Former MP candidate: gays will ‘go to hell’

Tommy Dahlman, a pastor who was also parliamentary candidate for the centre-right Christian Democrats last year, has publicly said homosexuality is a sin. The party said it didn’t know about his views.

Former MP candidate: gays will 'go to hell'
Pastor and one-time Christian Democratic candidate Tommy Dahlman. Photo:

Dahlman, 49, joined 21 other Pentecostal pastors who penned a recent opinion article in the Christian newspaper Dagen, which condemned homosexuality as a sin, “based on what the Bible says.”

Those who are gay but do not choose celibacy will “miss out on heaven,” the article said.

When the GT newspaper asked Dahlman to clarify his views, he said gays “could be lost” after death.

“They won’t go to heaven,” he said. “They’ll go to hell.” 

According to him, the Bible is “not just a novel,” and there are “uncomfortable, difficult sides to Christianity.”

Dahlman is from Trollhättan, a city 75 km north of Gothenburg, was on the Christian Democrats’ list of candidates for Västra Götaland in last fall’s elections. He ended up near the top of the Christian Democrats’ candidate list, but is not currently serving in parliament. 

In a personal blog entry, Dahlman said that he was positively surprised by reaction to the opinion piece and that he had gotten a good deal of support.

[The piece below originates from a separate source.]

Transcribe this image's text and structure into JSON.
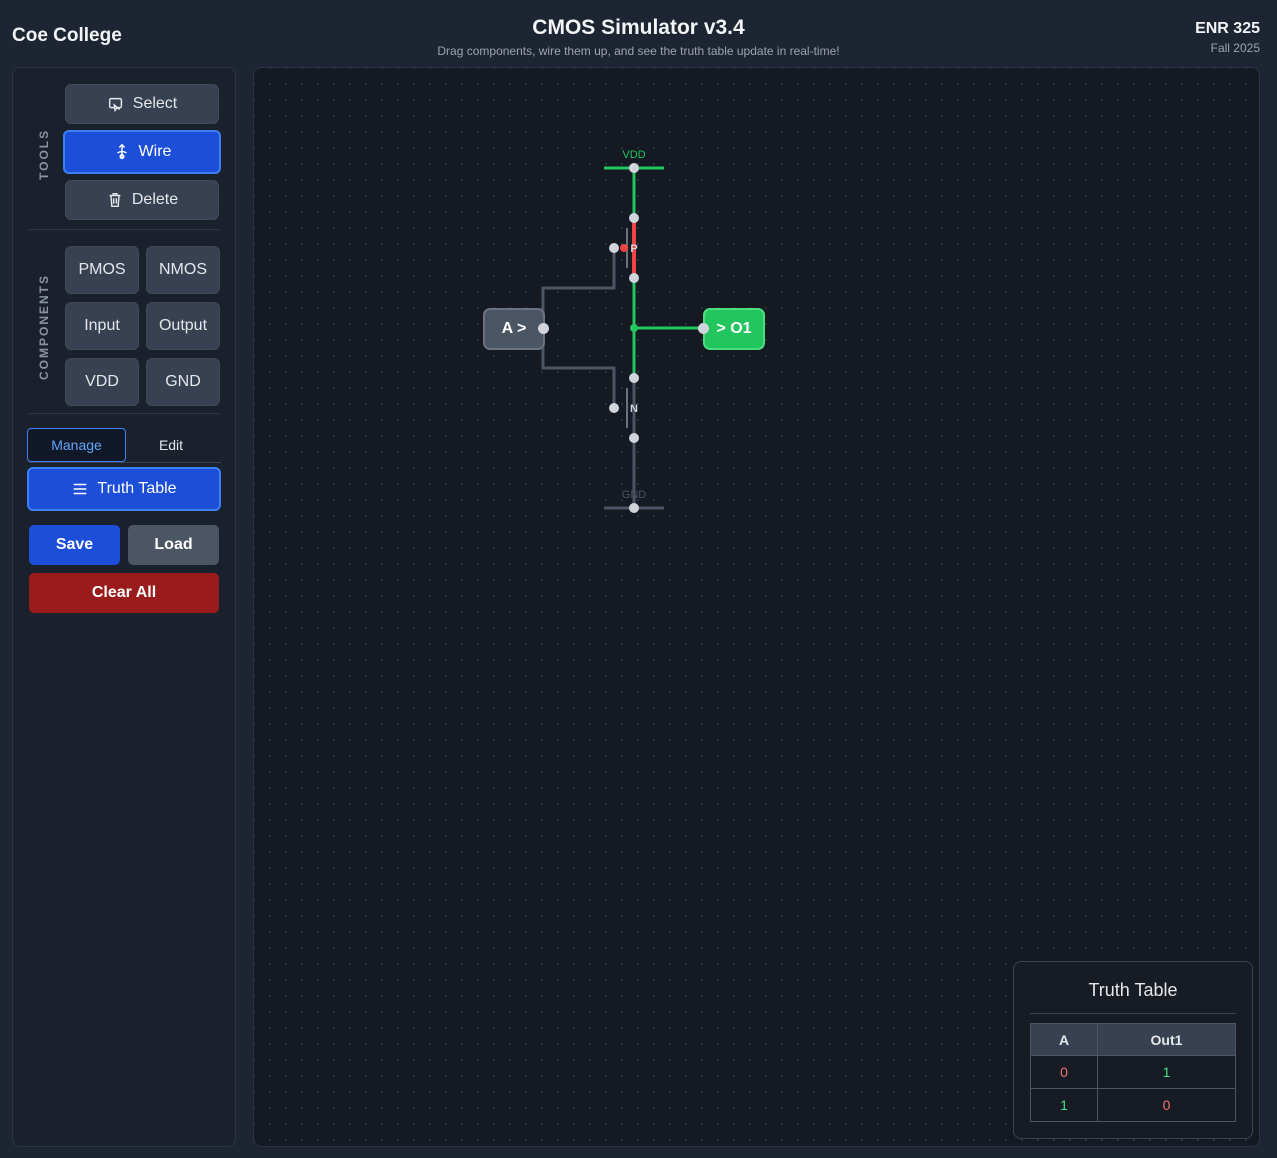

However, the views expressed in the article are not shared by the Per Eckerdal, bishop of the Swedish Church in Gothenburg.

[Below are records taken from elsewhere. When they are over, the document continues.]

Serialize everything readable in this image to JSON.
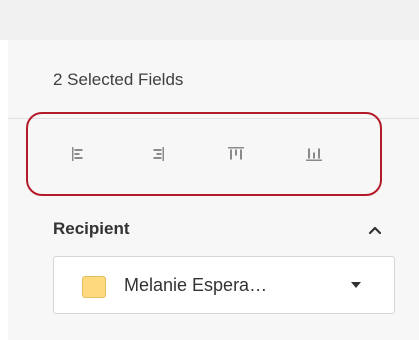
{
  "panel": {
    "selected_count_label": "2 Selected Fields"
  },
  "alignment_toolbar": {
    "buttons": [
      {
        "name": "align-left",
        "icon": "align-left-icon"
      },
      {
        "name": "align-right",
        "icon": "align-right-icon"
      },
      {
        "name": "align-top",
        "icon": "align-top-icon"
      },
      {
        "name": "align-bottom",
        "icon": "align-bottom-icon"
      }
    ],
    "highlight_color": "#b31b2a",
    "icon_color": "#8a8a8a"
  },
  "recipient": {
    "section_title": "Recipient",
    "collapse_icon": "chevron-up-icon",
    "selected_name": "Melanie Espera…",
    "swatch_color": "#ffd97d",
    "dropdown_icon": "caret-down-icon"
  }
}
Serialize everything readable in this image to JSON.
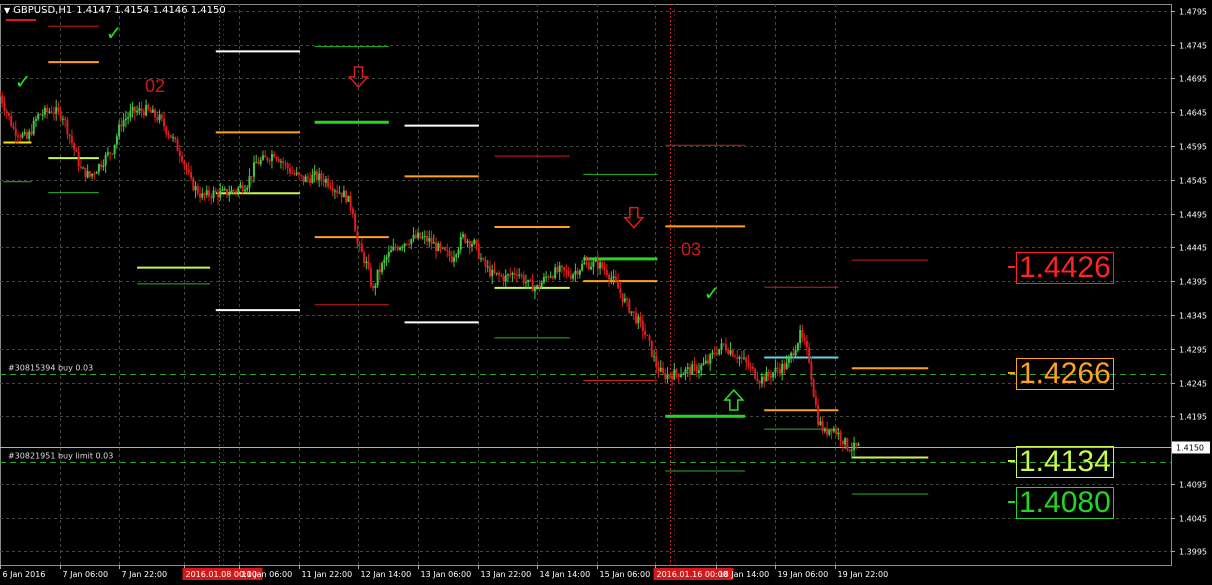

“If you look at the whole of the Bible and the bigger context, it is very hard to come to the interpretation that they do,” he told Swedish public radio.

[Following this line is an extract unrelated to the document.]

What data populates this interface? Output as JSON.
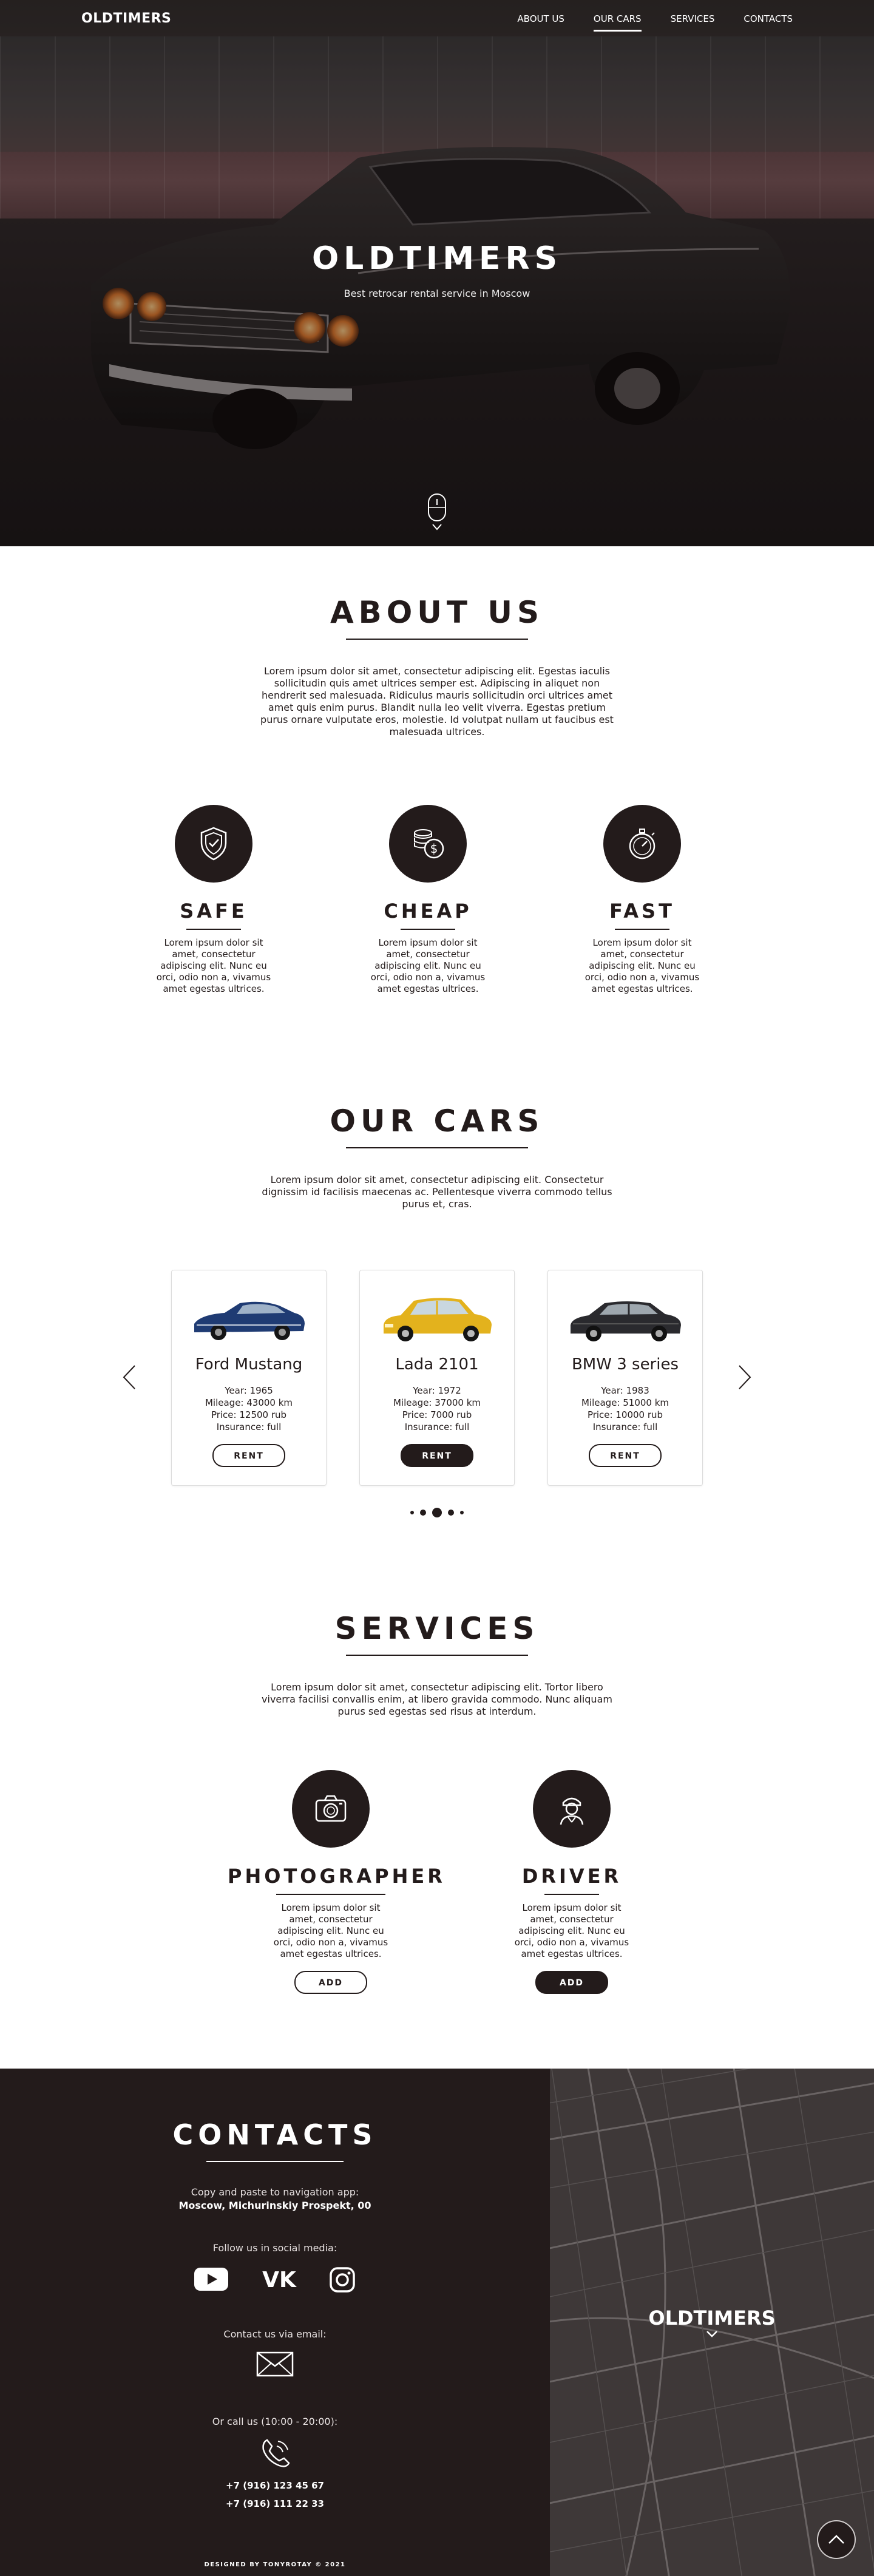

The party platform of the Christian Democrats, the smallest political group in the Swedish parliament, says that no one should be discriminated against based on their sexual orientation.

Urban Eklund, a spokesman for the party’s nominating committee that put forward Dahlman as a candidate at the end of 2013, said people who do not agree with the basic values of the Christian Democrats are not supposed to represent the party. 

“There was no one who knew that he had these kinds of views,” Eklund told GT. “To say as a political candidate that homosexuality is a sin should have disqualified him. But what he says as a private person is another thing. I don’t want to sit here and judge other people.”

Dahlman himself, now the newly appointed editor-in-chief of the Christian newspaper Inblick, seems to be enjoying the attention.

“The newspapers and the radio are calling. We have work to do,” he said on social media.  

Member comments

Log in here to leave a comment.
Become a Member to leave a comment.


Sweden’s right-wing parties agree to bring back Norlén as Speaker 

The four parties backing Moderate leader Ulf Kristersson as prime minister on Sunday announced that they had agreed to keep the current Speaker, Andreas Norlén in place, when the role is put to a vote as parliament opens on Monday.

Sweden's right-wing parties agree to bring back Norlén as Speaker 

The parties won a three-seat majority over the bloc led by the incumbent Social Democrats in Sweden’s general election on September 11th, and are currently in the middle of negotiating how they will form Sweden’s next government. 

Sweden’s parliament meets at 11am for the official installation of the 349 MPs for this mandate period. The votes for the Speaker and three Deputy Speakers are the first item on the agenda, after which the parties each select their parliamentary leaders and then vote on who should chair each of the parliamentary committees. 

READ ALSO: What happens next as parliament reopens? 

In a joint press release announcing the decision, the parties also agreed that the Sweden Democrats would be given eight of the 16 chairmanships the bloc will have of parliamentary committees in the next parliament, and that MPs for all four parties would back Julia Kronlid, the Sweden Democrats’ Second Deputy Leader, as the second deputy Speaker, serving under Norlén. 

In the press release, the parties said that Norlén had over the last four years shown that he has “the necessary personal qualities and qualifications which the role requires”. 

The decision to retain Norlén, who presided over the 134 days of talks and parliamentary votes that led to the January Agreement in 2019, was praised by Social Democrat leader Magdalena Andersson. 

Norlén, she said in a statement, had “managed his responsibilities well over the past four years and been a good representative of Sweden’s Riksdag.” 

The decision to appoint Kronlid was opposed by both the Left Party and the Green Party, who said that she supported tightening abortion legislation, and did not believe in evolution.

The Green Party’s joint leader Märta Stenevi said that her party “did not have confidence in Julia Kronlid”, pointing to an interview she gave in 2014 when she said she did not believe that humans were descended from apes.

The party has proposed its finance spokesperson Janine Alm Ericson as a rival candidate. 

The Left Party said it was planning to vote for the Centre Party’s candidate for the post second deputy Speaker in the hope of blocking Kronlid as a candidate.